I am always anxious, however, I must say frankly that I am very happy with the care they provided here [in the clinic] and this makes me feel relaxed.” (71F Caregiver).
“In ten minutes it is here in the dialysis center. There's this perfect organization. Someone comes to take him and then drives him back home.” (63F Caregiver)
Isolation from peer support
“Because then it is true that you would stay home more comfortable, but you will feel even more abandoned! It is true that you are at home, but in the clinic at least you have people for 4 hours talking and smiling to you.” (47F Caregiver)
“Here, perhaps, one day he's got company. If you're at home it becomes more monotonous, you get nervous.” (56M Caregiver)
“Coming here in the clinic means the patient shares this condition of uneasiness with other people that suffer the same pathology—a trouble shared is a trouble halved. Here you don't get depressed, quite the opposite you can find more courage looking at how other people live your same experience. It gives you a reason to go out, to meet and chat with people, joke with nurses and doctors, instead of closing yourself in your house, and getting even more depressed.” (48M Patient)
“I think it is better in the clinic. In the clinic at least you have people who are like you, have the same problem, and you can share your feelings with other people because you can be sure that those people who have your same problem actually understand you.” (70F Caregiver)

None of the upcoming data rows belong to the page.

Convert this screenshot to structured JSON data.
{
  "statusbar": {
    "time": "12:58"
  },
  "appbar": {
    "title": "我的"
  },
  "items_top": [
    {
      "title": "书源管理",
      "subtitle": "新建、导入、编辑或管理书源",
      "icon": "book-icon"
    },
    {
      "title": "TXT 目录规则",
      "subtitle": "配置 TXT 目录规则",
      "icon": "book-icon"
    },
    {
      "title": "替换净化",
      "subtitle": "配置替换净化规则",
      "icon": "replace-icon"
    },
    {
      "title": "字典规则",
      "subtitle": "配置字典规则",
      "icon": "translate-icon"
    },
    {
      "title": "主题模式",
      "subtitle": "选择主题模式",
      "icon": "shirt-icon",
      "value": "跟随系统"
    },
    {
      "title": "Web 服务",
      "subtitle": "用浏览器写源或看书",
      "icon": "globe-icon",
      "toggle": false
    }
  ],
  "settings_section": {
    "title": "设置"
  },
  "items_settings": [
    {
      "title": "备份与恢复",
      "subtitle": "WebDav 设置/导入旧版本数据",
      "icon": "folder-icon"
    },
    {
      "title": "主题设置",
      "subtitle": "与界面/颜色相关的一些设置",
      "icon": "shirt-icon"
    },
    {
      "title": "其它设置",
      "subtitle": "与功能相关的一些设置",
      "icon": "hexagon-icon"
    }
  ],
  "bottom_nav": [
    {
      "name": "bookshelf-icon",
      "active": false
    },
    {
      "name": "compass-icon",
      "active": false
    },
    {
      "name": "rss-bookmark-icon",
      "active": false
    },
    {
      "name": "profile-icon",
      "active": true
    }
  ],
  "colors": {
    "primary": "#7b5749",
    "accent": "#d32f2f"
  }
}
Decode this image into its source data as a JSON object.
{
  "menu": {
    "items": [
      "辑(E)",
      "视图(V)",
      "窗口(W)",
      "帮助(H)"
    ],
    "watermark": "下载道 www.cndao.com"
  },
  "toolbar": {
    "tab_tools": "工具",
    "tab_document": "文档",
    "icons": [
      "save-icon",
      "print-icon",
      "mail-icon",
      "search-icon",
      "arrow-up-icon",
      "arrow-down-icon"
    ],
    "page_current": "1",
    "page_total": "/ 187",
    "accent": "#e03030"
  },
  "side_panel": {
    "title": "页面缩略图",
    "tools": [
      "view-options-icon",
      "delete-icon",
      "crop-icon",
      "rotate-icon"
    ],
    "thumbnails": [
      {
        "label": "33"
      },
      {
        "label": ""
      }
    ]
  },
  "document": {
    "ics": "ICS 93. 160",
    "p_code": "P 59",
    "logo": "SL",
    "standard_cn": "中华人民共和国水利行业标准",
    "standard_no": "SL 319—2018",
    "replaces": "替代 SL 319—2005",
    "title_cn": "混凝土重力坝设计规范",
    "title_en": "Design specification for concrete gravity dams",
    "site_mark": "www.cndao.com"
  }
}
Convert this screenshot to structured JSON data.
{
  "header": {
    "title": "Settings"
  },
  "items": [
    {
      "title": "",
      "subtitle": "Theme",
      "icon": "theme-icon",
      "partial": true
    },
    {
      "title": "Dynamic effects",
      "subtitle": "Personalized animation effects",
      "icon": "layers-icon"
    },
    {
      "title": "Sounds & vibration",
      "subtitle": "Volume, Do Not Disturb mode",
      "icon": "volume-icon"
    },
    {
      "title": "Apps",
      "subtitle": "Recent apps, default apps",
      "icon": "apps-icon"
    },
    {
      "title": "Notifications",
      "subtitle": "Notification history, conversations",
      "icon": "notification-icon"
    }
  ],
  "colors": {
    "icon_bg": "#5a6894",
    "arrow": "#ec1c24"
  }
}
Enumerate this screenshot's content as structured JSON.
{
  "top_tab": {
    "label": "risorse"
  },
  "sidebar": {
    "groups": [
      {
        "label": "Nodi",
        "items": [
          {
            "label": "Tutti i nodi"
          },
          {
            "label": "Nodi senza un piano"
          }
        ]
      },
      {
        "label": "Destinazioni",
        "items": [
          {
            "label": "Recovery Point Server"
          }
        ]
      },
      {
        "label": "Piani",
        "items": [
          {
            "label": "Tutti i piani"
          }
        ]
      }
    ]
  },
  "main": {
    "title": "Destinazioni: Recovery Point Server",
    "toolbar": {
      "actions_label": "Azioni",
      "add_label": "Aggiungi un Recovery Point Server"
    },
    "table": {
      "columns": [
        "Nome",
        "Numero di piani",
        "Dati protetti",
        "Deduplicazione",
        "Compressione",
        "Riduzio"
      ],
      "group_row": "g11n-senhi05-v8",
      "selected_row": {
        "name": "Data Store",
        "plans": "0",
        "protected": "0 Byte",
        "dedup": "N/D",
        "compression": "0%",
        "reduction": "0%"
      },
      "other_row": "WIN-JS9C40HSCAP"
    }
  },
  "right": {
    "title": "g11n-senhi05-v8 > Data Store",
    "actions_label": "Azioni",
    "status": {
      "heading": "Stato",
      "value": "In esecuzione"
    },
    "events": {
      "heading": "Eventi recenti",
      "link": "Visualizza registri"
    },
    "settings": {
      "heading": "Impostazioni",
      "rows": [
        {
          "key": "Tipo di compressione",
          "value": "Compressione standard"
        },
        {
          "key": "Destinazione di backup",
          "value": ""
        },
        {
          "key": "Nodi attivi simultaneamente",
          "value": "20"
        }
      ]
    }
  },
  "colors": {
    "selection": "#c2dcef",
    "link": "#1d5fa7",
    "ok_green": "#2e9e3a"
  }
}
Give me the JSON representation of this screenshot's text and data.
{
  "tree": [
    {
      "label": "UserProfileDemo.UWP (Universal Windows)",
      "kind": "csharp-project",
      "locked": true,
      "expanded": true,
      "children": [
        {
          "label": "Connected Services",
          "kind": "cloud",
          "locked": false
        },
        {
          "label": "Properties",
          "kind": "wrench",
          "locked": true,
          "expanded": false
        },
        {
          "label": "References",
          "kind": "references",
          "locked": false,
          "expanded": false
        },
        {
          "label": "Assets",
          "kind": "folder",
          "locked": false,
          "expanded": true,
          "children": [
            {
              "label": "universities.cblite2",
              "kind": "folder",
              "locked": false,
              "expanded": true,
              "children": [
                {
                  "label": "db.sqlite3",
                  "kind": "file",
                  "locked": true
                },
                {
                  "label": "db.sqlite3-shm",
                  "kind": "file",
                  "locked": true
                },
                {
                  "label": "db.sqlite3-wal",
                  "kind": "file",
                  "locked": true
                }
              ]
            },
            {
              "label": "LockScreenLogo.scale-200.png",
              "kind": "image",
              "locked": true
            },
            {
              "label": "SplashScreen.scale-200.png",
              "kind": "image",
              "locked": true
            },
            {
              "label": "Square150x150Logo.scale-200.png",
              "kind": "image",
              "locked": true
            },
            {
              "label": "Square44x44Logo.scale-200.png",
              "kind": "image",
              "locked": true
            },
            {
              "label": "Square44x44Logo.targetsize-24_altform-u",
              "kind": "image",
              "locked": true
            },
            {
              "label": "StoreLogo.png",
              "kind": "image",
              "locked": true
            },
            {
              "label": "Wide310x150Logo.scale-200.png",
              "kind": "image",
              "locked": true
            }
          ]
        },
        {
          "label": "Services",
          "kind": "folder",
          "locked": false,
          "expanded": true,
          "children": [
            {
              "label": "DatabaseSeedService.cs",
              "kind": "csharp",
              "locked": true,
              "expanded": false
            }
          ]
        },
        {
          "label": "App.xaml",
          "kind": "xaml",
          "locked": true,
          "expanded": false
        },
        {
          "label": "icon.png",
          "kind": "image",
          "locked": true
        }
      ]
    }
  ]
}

  • *Quotations in original Italian language provided in online supplementary Digital Content 2.